Maybe it’s because I recently had to try and map out a way of making TTRPGs for a recent game jam, or maybe it’s because The Fatality Force (my The Suicide Squad-inspired game) was a very different writing process than most of my games, but I wanted to get down how it came together.
The Fatality Force is a game where it’s unusually easy to trace how the starting point shaped *everything* about the game’s design – that starting point being the idea of trying to get as close as possible to gameplay feeling like using a superpower rather than just describing using one. Travelling home after seeing The Suicide Squad, I began picturing Polka-Dot Man’s polka dots streaming out from him, overlaid on top of a player rolling dice, with the mechanic and the in-world action mapping on top of each other.
So, step one: creating as many different, distinctive ways of generating success/failure results as I could (all with a 50% chance of either result – having multiple mechanics with more nuanced outputs than this made the core idea too tricky to realise). I tapped out at nine – enough to feel like a group with 6 players still had some choice as to what they played, and not so many that the options were becoming too similar.
Step two: translate these mechanics into superpowers – so that I knew that the ‘different mechanic for each character, reflecting their power’ idea actually worked. It also helped to have an anchor for the game’s tone early doors. (The game’s written in a much more casual, subjective, in-world voice than most of mine are, so having this helped a lot.)
Step three: write up combat mechanics. Now, The Fatality Force specifically has social, strategy and combat rules but it had to start with figuring out combat since that’s where I was imagining most of the powers being used, and the kind of action I associated most strongly with the game’s core (supervillains forced onto a potentially fatal mission). The rules were basically defined by the fact any act could only have success/failure results (not degrees of success/failure), that death had to be fairly likely, and that the characters’ powers were descriptive, not prescriptive, in how they worked. This all led to a very description (rather than mechanic/calculation) heavy, fast-paced and free-flowing set of combat rules.
Step four: decide what happens in the case of death. I don’t want to make a game where a player’s character can die early in a session, and just leave them with nothing to do. So there are three possible outcomes of death in The Fatality Force – all that allow the people to keep playing in some way. But that was pretty essential to have in place.
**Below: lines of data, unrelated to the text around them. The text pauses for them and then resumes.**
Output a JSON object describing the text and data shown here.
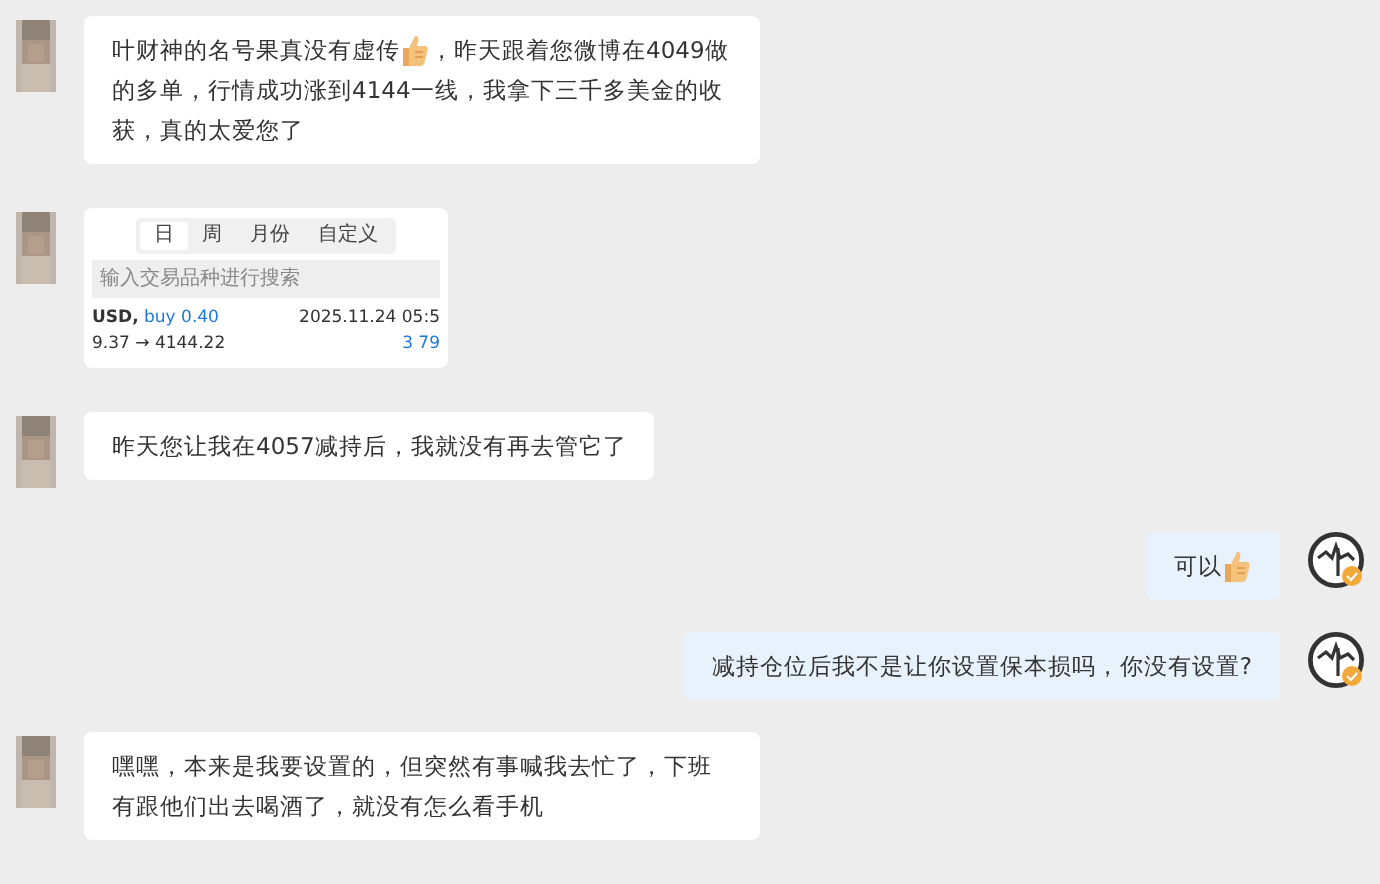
{
  "messages": [
    {
      "outgoing": false,
      "kind": "text",
      "lines": [
        [
          {
            "kind": "text",
            "text": "叶财神的名号果真没有虚传"
          },
          {
            "kind": "icon"
          },
          {
            "kind": "text",
            "text": "，昨天跟着您微博在4049做"
          }
        ],
        [
          {
            "kind": "text",
            "text": "的多单，行情成功涨到4144一线，我拿下三千多美金的收获，真的太爱您了"
          }
        ]
      ]
    },
    {
      "outgoing": false,
      "kind": "image",
      "screenshot": {
        "tabs": [
          {
            "label": "日",
            "selected": true
          },
          {
            "label": "周",
            "selected": false
          },
          {
            "label": "月份",
            "selected": false
          },
          {
            "label": "自定义",
            "selected": false
          }
        ],
        "search": {
          "placeholder": "输入交易品种进行搜索"
        },
        "trade": {
          "symbol": "USD,",
          "action": "buy 0.40",
          "time": "2025.11.24 05:5",
          "prices": "9.37 → 4144.22",
          "profit": "3 79"
        }
      }
    },
    {
      "outgoing": false,
      "kind": "text",
      "lines": [
        [
          {
            "kind": "text",
            "text": "昨天您让我在4057减持后，我就没有再去管它了"
          }
        ]
      ]
    },
    {
      "outgoing": true,
      "kind": "text",
      "lines": [
        [
          {
            "kind": "text",
            "text": "可以"
          },
          {
            "kind": "icon"
          }
        ]
      ]
    },
    {
      "outgoing": true,
      "kind": "text",
      "lines": [
        [
          {
            "kind": "text",
            "text": "减持仓位后我不是让你设置保本损吗，你没有设置?"
          }
        ]
      ]
    },
    {
      "outgoing": false,
      "kind": "text",
      "lines": [
        [
          {
            "kind": "text",
            "text": "嘿嘿，本来是我要设置的，但突然有事喊我去忙了，下班有跟他们出去喝酒了，就没有怎么看手机"
          }
        ]
      ]
    }
  ]
}
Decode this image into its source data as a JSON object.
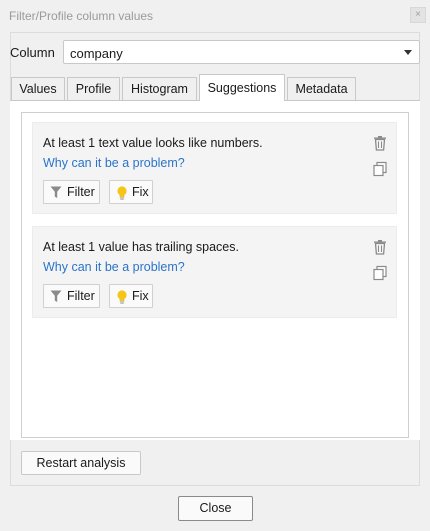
{
  "window": {
    "title": "Filter/Profile column values",
    "close_glyph": "×"
  },
  "column": {
    "label": "Column",
    "selected": "company"
  },
  "tabs": [
    {
      "label": "Values"
    },
    {
      "label": "Profile"
    },
    {
      "label": "Histogram"
    },
    {
      "label": "Suggestions",
      "active": true
    },
    {
      "label": "Metadata"
    }
  ],
  "suggestions": [
    {
      "text": "At least 1 text value looks like numbers.",
      "link": "Why can it be a problem?",
      "filter_label": "Filter",
      "fix_label": "Fix"
    },
    {
      "text": "At least 1 value has trailing spaces.",
      "link": "Why can it be a problem?",
      "filter_label": "Filter",
      "fix_label": "Fix"
    }
  ],
  "restart_label": "Restart analysis",
  "close_label": "Close",
  "icons": {
    "filter": "filter-funnel-icon",
    "fix": "lightbulb-icon",
    "delete": "trash-icon",
    "copy": "copy-icon"
  },
  "colors": {
    "link": "#2b74c8",
    "bulb": "#f5c518"
  }
}
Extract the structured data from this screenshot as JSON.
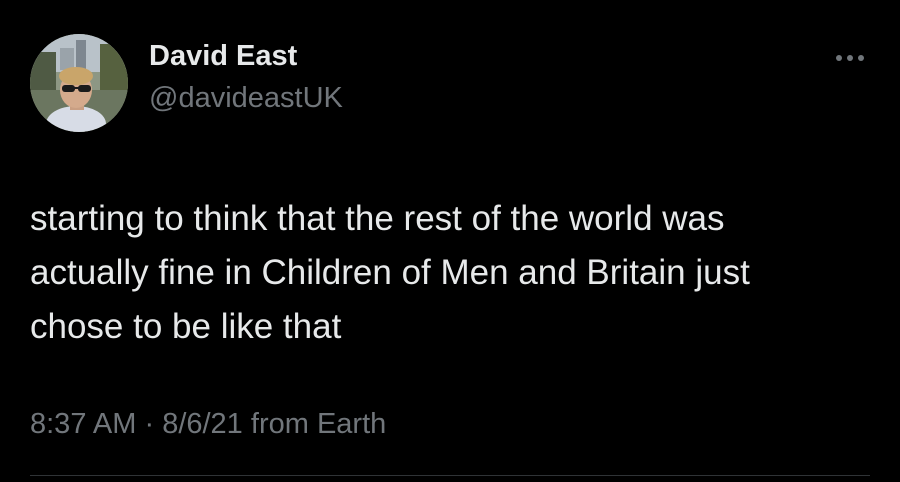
{
  "author": {
    "display_name": "David East",
    "handle": "@davideastUK"
  },
  "tweet": {
    "text": "starting to think that the rest of the world was\nactually fine in Children of Men and Britain just\nchose to be like that",
    "time": "8:37 AM",
    "separator": " · ",
    "date": "8/6/21",
    "source": " from Earth"
  },
  "icons": {
    "more": "more-horizontal-icon",
    "avatar": "profile-photo"
  },
  "colors": {
    "background": "#000000",
    "primary_text": "#e7e9ea",
    "secondary_text": "#71767b",
    "divider": "#2f3336"
  }
}
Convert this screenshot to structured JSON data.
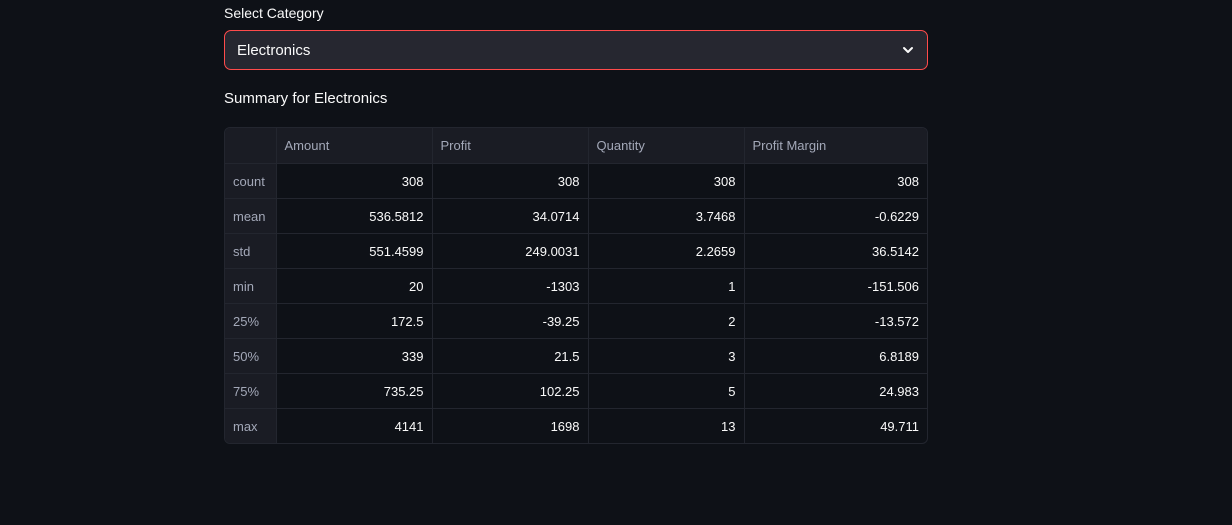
{
  "select": {
    "label": "Select Category",
    "value": "Electronics"
  },
  "summary": {
    "title": "Summary for Electronics"
  },
  "table": {
    "columns": [
      "",
      "Amount",
      "Profit",
      "Quantity",
      "Profit Margin"
    ],
    "rows": [
      {
        "index": "count",
        "values": [
          "308",
          "308",
          "308",
          "308"
        ]
      },
      {
        "index": "mean",
        "values": [
          "536.5812",
          "34.0714",
          "3.7468",
          "-0.6229"
        ]
      },
      {
        "index": "std",
        "values": [
          "551.4599",
          "249.0031",
          "2.2659",
          "36.5142"
        ]
      },
      {
        "index": "min",
        "values": [
          "20",
          "-1303",
          "1",
          "-151.506"
        ]
      },
      {
        "index": "25%",
        "values": [
          "172.5",
          "-39.25",
          "2",
          "-13.572"
        ]
      },
      {
        "index": "50%",
        "values": [
          "339",
          "21.5",
          "3",
          "6.8189"
        ]
      },
      {
        "index": "75%",
        "values": [
          "735.25",
          "102.25",
          "5",
          "24.983"
        ]
      },
      {
        "index": "max",
        "values": [
          "4141",
          "1698",
          "13",
          "49.711"
        ]
      }
    ]
  },
  "colors": {
    "background": "#0e1117",
    "select_border_focus": "#ff4b4b",
    "select_background": "#262730",
    "header_background": "#1a1c24"
  },
  "icons": {
    "dropdown": "chevron-down-icon"
  }
}
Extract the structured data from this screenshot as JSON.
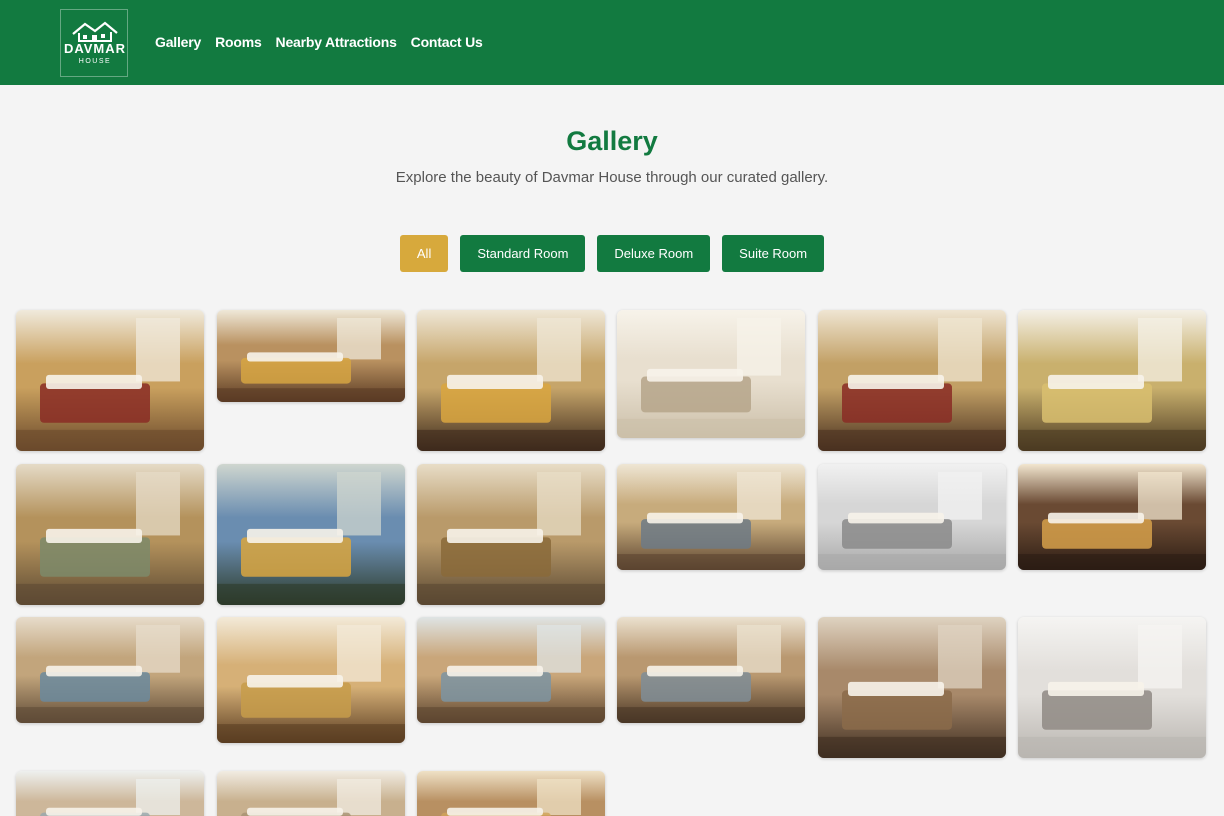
{
  "logo": {
    "name": "DAVMAR",
    "sub": "HOUSE"
  },
  "nav": [
    "Gallery",
    "Rooms",
    "Nearby Attractions",
    "Contact Us"
  ],
  "page": {
    "title": "Gallery",
    "subtitle": "Explore the beauty of Davmar House through our curated gallery."
  },
  "filters": [
    {
      "label": "All",
      "active": true
    },
    {
      "label": "Standard Room",
      "active": false
    },
    {
      "label": "Deluxe Room",
      "active": false
    },
    {
      "label": "Suite Room",
      "active": false
    }
  ],
  "colors": {
    "brand_green": "#127a40",
    "accent_gold": "#d7a93c",
    "background": "#f4f4f4"
  },
  "gallery": [
    {
      "scene": "bedroom-red-rug",
      "palette": [
        "#c9a05e",
        "#6b4a2c",
        "#f0eadc",
        "#8a2c25"
      ]
    },
    {
      "scene": "bedroom-twin-beds",
      "palette": [
        "#b99160",
        "#5a3b24",
        "#efe8d8",
        "#d6a542"
      ]
    },
    {
      "scene": "bedroom-tall-headboard",
      "palette": [
        "#c6a56a",
        "#3e2a1c",
        "#efe7d6",
        "#d9a63f"
      ]
    },
    {
      "scene": "bathroom-shower",
      "palette": [
        "#e8dfcf",
        "#cbbfa9",
        "#f7f3ea",
        "#b5a58a"
      ]
    },
    {
      "scene": "bedroom-window-curtains",
      "palette": [
        "#c2a065",
        "#4a3120",
        "#efe5d2",
        "#8a2c25"
      ]
    },
    {
      "scene": "bed-pillows-closeup",
      "palette": [
        "#c9b06d",
        "#4b3a22",
        "#f4f0e6",
        "#d9c070"
      ]
    },
    {
      "scene": "bedroom-lake-balcony",
      "palette": [
        "#b4925c",
        "#5d4a33",
        "#e5dbc7",
        "#7d8a6a"
      ]
    },
    {
      "scene": "balcony-lake-view",
      "palette": [
        "#6a8db0",
        "#2d3b2a",
        "#cfd6cf",
        "#d9a63f"
      ]
    },
    {
      "scene": "suite-sitting-area",
      "palette": [
        "#b99a6a",
        "#5a4832",
        "#e8ddc7",
        "#8a6a3a"
      ]
    },
    {
      "scene": "bedroom-with-tv",
      "palette": [
        "#c7ab7c",
        "#5b4430",
        "#efe6d4",
        "#6d7a86"
      ]
    },
    {
      "scene": "bathroom-marble-grey",
      "palette": [
        "#d6d6d6",
        "#a9a9a9",
        "#f1f1f1",
        "#8a8a8a"
      ]
    },
    {
      "scene": "bathroom-dark-vanity",
      "palette": [
        "#6a4a33",
        "#2c1d14",
        "#f2e6cf",
        "#d6a04a"
      ]
    },
    {
      "scene": "bedroom-mountain-view",
      "palette": [
        "#c2a57c",
        "#5f4b37",
        "#e7dccb",
        "#6b8a9e"
      ]
    },
    {
      "scene": "bedroom-bright-gold",
      "palette": [
        "#d6b077",
        "#5a3d22",
        "#f3ead8",
        "#c79c4a"
      ]
    },
    {
      "scene": "window-lake-view",
      "palette": [
        "#c9a67a",
        "#5d4630",
        "#dfe4e4",
        "#7c94a2"
      ]
    },
    {
      "scene": "bedroom-fireplace-tv",
      "palette": [
        "#b99870",
        "#4a3726",
        "#ebe1cf",
        "#7f8d96"
      ]
    },
    {
      "scene": "suite-tartan-carpet",
      "palette": [
        "#a8896a",
        "#3f2e21",
        "#dfd3c1",
        "#8b6b4a"
      ]
    },
    {
      "scene": "bathroom-freestanding-tub",
      "palette": [
        "#e2dfdb",
        "#b9b5b0",
        "#f5f4f2",
        "#8f8a84"
      ]
    },
    {
      "scene": "room-window-bright",
      "palette": [
        "#cdb79a",
        "#6a5540",
        "#eef0ee",
        "#9aa8ad"
      ]
    },
    {
      "scene": "room-ceiling-ac",
      "palette": [
        "#c8b08e",
        "#76604a",
        "#f1ece2",
        "#a89373"
      ]
    },
    {
      "scene": "bedroom-headboard-lamps",
      "palette": [
        "#b89062",
        "#4a321f",
        "#efe1c6",
        "#d0a35a"
      ]
    }
  ]
}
Step four: write up social and strategy rules. Okay, maybe this is less directly from the initial design starting point of the game and more about the media that inspired it, but it was clear that the fun in this kind of role-play is just as much about the downtime between the characters and verbal sparring during heist-like missions as it is the over-the-top combat. I still wanted the powers to be meaningful, and the existence of unique mechanical items for player characters really shaped the social rules in a big way.
Step five: formalise the GM’s role. Now, I hadn’t been totally oblivious to what the GM would be doing so far (and had known throughout there would be one) – thanks to the initial inspiration, there was a clear in-world parallel to a GM (Amanda Waller, the character giving The Suicide Squad their orders from a safe, remote control centre where she can hear and see what’s happening). But possibly the hardest thing I personally find about game design is making sure to write something so that someone else can pick the game up and run it. It’s one thing getting enough info so that I can run a game; it’s a different thing altogether giving someone what they need to do it.
In the case of The Fatality Force, some of this was merely being explicit that the game favours the descriptive over the prescriptive, and a lot of space is given for players and GMs to just chase what’s fun for them. The other major thing for GMs was giving them a) a structure to lean on if they wanted it (basically a map of social, combat and strategy beats to play out a mission) and b) a list of potential boss enemies, to provide a clear endpoint and tonal springboard for GMs.
Perhaps unsurprisingly, these two aspects were the ones I found the toughest whilst writing up the game – the structure because you’re trying to find a good balance of information and prompts whilst avoiding being restrictive, the boss monsters because creating distinctive, surprising monsters with fun identities and abilities is hard. (And I didn’t have the benefit of something pre-existing to spring off from like with the player characters.)
Step six: fill in the holes – the connective tissue. In some cases this was finishing off loosely-written sections, like giving the social rules a bit more structure or the strategic rules more payoff; in others it was simply thinking through what the GM would need to know; in others it was just making sure each player character option had a decent, unique backstory.
And that’s basically it. I was also experimenting in trying to be less precious about writing and making decisions a bit more instinctively, rather than agonising about certain choices and trusting what felt like the most fun option, which definitely shaped the design process. Starting from ‘what are the players physically doing‘ was really interesting for me (having only done something similar in in zero-materials games where a player’s surroundings and body give them all their prompts) and I think going to reshape how I approach a lot of games in future.